## EXERCISE AIM
Report every line from the following entries that contains the string "number".

Segment Start: DATASET EXCERPTS

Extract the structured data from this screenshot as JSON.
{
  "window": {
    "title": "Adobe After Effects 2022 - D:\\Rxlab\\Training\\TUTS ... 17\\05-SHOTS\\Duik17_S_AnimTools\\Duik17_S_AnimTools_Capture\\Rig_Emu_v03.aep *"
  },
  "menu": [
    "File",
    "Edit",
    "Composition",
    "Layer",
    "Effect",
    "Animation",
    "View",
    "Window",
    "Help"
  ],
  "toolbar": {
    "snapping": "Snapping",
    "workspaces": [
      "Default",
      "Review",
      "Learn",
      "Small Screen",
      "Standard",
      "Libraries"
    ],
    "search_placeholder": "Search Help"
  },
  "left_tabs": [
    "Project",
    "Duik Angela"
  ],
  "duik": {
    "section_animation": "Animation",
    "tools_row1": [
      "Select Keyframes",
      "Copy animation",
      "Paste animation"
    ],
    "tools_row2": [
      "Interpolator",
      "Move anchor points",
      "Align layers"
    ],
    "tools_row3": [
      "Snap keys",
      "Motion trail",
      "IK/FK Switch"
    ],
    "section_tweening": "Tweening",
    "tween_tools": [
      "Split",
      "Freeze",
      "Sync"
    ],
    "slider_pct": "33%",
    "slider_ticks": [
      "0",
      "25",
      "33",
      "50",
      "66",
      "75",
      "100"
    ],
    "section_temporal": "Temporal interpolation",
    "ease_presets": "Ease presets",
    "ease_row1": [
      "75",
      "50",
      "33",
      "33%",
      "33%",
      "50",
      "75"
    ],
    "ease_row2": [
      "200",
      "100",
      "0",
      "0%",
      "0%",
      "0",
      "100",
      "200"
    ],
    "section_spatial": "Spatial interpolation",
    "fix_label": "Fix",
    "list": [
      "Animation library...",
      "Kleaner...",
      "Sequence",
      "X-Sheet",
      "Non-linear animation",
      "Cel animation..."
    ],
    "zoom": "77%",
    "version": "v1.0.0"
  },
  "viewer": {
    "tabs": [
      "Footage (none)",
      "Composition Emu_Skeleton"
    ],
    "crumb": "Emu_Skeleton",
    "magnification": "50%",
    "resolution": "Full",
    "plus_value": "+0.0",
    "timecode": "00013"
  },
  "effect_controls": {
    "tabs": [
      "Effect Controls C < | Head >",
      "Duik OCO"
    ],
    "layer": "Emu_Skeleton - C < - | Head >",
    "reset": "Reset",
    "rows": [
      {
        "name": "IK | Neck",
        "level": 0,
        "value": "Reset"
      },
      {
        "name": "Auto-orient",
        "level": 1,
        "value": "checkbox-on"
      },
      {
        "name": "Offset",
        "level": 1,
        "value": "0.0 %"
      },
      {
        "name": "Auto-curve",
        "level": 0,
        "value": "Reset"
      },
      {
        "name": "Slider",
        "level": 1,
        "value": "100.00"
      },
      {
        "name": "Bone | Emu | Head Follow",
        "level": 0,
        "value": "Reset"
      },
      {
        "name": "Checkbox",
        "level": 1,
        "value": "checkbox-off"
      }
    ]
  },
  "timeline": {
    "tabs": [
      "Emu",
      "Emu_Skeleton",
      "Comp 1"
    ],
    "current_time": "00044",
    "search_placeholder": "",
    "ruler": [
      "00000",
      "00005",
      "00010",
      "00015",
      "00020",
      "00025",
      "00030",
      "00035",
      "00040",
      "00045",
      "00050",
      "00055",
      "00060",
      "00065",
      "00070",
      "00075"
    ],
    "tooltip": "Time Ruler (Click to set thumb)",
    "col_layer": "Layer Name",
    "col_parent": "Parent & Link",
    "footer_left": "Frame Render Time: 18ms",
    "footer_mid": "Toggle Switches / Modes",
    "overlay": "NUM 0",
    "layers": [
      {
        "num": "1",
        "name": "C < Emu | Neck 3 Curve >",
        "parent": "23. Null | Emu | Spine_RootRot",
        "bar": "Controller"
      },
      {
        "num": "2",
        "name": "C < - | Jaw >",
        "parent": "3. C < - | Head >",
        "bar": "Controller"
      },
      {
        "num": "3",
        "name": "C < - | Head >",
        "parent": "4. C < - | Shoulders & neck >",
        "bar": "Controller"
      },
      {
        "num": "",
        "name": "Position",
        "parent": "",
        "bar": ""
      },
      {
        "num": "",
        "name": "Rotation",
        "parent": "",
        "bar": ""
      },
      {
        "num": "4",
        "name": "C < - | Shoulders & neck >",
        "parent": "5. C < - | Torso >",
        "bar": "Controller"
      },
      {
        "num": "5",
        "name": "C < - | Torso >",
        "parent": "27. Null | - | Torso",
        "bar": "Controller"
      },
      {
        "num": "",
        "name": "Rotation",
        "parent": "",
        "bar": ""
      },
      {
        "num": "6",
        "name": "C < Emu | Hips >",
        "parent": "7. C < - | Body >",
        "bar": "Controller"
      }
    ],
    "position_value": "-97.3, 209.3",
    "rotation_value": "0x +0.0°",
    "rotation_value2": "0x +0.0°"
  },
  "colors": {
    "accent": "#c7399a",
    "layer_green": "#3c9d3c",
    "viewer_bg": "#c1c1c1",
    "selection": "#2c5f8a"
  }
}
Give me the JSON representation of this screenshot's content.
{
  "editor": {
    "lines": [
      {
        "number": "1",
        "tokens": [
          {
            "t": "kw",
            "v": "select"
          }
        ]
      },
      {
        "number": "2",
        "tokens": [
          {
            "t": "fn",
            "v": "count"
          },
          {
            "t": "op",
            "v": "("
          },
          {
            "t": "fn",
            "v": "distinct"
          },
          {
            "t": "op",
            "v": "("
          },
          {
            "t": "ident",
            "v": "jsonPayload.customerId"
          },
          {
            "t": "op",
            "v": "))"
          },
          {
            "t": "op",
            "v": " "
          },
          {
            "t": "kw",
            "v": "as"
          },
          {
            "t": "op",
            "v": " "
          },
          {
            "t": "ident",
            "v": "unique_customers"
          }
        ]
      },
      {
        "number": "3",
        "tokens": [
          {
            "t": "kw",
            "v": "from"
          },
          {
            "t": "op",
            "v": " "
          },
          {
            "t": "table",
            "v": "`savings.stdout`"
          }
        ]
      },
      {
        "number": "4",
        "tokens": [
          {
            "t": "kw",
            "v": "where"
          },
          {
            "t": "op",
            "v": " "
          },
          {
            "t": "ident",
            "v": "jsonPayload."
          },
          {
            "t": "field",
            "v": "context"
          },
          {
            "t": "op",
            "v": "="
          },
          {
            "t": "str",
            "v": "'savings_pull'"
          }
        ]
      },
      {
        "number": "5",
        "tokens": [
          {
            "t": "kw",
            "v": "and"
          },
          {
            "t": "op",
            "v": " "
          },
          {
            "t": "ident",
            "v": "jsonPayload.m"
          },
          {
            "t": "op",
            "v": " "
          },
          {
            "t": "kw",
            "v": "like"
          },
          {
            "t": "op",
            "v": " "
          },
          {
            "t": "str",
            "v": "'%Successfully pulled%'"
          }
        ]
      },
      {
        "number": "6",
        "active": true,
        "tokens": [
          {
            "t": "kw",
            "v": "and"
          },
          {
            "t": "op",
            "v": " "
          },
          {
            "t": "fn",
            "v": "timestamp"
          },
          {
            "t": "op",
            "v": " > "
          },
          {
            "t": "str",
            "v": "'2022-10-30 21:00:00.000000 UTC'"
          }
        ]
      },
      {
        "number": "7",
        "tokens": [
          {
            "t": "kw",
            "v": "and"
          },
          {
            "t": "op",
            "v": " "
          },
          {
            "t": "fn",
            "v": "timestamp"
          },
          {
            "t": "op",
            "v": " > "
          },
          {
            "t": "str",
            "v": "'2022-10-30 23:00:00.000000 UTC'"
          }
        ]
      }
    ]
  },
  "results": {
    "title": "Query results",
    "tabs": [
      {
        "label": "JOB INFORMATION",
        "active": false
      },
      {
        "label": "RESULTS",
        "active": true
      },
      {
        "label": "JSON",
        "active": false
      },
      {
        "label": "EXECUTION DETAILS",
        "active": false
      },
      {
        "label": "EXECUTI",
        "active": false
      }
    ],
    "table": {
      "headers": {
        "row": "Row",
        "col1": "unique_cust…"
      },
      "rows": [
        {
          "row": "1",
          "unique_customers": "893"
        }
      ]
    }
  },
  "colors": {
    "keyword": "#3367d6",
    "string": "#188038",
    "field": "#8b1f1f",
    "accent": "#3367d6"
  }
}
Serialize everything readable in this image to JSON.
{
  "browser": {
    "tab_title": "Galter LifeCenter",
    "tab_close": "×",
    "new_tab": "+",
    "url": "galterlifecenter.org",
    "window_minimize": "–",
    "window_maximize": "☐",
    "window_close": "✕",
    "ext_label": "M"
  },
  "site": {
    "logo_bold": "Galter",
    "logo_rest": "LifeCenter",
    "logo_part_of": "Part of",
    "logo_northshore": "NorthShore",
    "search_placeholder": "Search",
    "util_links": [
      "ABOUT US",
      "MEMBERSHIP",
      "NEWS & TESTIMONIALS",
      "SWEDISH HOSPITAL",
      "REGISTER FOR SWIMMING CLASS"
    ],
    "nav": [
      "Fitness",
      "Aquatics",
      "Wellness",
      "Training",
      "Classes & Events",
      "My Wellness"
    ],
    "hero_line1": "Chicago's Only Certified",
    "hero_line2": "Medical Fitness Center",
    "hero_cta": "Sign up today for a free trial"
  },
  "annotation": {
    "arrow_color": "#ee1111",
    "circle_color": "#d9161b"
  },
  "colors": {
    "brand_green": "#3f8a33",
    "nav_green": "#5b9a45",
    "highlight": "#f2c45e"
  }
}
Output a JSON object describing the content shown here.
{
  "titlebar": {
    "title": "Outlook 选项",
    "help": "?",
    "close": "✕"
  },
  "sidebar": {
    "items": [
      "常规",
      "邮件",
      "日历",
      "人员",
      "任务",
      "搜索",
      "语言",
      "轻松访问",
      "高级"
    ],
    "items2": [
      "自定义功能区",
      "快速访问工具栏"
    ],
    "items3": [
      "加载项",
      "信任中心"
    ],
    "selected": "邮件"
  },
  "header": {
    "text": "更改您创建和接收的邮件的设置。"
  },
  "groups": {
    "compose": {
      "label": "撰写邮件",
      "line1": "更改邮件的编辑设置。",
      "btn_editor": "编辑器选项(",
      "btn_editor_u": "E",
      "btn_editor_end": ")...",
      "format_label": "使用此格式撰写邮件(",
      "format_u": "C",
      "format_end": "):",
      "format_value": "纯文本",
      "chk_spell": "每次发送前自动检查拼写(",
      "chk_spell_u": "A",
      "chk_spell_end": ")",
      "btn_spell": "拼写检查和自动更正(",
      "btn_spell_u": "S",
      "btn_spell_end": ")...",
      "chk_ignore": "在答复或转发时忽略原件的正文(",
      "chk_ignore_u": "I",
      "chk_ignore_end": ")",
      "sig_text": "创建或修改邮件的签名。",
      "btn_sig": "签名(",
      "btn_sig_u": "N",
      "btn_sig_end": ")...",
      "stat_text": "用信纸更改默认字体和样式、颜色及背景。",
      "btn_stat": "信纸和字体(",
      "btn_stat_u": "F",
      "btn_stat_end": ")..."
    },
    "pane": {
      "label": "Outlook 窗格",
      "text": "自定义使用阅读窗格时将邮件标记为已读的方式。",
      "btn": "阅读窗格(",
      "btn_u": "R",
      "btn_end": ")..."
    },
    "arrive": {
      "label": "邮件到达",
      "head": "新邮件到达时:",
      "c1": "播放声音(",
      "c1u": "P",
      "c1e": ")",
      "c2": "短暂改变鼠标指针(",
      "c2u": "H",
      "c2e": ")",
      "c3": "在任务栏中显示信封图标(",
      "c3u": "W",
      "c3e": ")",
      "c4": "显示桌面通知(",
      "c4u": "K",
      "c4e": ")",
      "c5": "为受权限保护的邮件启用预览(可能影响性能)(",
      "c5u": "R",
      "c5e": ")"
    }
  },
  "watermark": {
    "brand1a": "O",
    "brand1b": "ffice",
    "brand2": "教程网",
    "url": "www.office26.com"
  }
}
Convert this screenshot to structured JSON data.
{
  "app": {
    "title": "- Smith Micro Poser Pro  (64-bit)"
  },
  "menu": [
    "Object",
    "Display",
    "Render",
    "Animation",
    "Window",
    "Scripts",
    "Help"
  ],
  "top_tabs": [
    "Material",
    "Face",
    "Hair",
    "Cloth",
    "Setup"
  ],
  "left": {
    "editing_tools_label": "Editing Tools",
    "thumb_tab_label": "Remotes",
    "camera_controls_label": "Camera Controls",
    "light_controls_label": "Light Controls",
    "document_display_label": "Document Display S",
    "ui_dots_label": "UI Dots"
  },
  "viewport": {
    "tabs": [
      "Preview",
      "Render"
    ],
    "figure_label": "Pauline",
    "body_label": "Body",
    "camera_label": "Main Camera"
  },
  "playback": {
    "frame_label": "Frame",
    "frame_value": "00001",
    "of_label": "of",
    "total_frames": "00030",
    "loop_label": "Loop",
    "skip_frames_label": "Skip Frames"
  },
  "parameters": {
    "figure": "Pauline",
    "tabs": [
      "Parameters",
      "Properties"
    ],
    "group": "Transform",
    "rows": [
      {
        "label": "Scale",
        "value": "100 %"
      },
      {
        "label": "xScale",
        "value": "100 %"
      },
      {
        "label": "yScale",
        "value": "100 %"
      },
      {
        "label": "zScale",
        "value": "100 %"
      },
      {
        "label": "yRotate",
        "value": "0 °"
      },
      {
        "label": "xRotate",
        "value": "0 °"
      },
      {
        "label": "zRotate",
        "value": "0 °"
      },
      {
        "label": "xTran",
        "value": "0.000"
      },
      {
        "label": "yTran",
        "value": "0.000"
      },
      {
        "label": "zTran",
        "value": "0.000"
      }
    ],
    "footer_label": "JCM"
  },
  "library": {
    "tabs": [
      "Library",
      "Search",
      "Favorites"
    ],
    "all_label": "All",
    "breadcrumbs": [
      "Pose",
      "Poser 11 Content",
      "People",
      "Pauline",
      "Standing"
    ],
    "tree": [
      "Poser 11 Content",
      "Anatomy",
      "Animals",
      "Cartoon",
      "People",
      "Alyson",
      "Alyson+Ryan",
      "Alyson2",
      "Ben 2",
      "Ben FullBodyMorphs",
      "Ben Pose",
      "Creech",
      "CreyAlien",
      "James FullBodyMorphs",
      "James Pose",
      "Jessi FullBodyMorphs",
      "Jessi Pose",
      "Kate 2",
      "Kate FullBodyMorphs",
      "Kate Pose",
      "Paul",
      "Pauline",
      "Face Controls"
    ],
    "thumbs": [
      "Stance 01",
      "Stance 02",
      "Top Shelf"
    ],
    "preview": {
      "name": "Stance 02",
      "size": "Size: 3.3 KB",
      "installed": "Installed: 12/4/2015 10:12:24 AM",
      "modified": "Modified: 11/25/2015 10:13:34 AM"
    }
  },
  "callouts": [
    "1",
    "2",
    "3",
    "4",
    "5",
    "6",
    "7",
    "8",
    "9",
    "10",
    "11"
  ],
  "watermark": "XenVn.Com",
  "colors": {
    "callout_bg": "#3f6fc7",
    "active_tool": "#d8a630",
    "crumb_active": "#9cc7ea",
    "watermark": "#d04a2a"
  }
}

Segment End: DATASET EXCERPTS

## WRITTEN ANSWER
        "number": "1",
        "number": "2",
        "number": "3",
        "number": "4",
        "number": "5",
        "number": "6",
        "number": "7",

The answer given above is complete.